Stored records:
^^^^^^^^^^^^^^^^
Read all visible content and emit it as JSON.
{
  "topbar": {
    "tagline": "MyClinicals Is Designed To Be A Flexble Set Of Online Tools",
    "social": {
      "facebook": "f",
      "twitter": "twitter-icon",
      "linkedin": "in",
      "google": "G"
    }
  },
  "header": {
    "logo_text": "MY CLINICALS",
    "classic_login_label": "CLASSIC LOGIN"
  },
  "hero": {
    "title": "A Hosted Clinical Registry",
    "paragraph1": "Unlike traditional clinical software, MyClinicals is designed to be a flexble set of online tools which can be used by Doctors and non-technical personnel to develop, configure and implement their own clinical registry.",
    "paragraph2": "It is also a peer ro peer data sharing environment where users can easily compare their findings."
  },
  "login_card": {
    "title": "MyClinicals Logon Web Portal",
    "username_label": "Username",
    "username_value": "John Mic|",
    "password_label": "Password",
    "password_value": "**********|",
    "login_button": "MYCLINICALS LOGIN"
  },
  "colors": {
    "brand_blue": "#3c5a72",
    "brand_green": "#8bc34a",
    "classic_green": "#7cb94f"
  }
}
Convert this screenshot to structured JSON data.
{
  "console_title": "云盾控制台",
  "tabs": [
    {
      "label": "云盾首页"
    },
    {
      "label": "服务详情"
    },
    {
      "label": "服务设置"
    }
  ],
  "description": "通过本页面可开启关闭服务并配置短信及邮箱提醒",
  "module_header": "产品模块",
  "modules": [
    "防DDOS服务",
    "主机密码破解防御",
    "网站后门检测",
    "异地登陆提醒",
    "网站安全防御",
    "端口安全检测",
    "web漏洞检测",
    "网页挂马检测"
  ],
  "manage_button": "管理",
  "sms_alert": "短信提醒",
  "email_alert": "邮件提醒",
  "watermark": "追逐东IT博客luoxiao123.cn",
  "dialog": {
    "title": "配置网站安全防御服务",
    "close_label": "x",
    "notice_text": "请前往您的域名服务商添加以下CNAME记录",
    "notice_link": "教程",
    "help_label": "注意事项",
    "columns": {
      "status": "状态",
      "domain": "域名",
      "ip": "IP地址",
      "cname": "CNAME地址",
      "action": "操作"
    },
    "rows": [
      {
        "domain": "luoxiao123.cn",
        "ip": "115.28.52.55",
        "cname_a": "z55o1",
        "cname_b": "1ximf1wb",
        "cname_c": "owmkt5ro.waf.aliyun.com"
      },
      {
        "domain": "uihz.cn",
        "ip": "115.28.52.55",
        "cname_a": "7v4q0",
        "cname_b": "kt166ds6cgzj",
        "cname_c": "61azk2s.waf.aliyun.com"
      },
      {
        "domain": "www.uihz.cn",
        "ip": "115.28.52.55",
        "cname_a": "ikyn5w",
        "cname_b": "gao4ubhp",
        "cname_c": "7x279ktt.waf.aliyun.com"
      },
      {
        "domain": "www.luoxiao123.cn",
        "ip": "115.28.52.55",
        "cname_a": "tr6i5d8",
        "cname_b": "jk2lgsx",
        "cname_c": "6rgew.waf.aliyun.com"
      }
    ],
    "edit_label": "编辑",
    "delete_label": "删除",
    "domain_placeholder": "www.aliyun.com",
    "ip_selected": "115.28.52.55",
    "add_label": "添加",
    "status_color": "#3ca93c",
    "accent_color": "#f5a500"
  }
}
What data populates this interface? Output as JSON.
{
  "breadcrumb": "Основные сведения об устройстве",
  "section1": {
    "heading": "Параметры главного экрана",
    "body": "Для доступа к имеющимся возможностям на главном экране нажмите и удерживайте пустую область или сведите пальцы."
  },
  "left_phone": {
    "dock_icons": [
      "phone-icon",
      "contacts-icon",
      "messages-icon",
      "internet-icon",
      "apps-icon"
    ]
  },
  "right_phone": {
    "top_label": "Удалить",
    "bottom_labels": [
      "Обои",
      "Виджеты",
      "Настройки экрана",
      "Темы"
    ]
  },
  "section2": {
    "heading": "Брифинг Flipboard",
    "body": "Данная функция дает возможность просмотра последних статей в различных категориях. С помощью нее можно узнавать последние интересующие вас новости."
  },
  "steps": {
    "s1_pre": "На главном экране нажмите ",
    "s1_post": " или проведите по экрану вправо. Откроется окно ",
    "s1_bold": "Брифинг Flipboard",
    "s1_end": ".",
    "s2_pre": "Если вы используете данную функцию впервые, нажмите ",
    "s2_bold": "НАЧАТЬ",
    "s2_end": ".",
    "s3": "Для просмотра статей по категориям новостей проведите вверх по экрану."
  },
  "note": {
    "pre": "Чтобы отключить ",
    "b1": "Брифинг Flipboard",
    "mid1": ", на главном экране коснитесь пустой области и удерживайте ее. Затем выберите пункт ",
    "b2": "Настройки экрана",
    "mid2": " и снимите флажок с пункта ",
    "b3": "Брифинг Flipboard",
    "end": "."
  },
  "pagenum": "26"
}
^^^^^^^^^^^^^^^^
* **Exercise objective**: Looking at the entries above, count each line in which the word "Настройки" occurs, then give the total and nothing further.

* **Answer area**: 2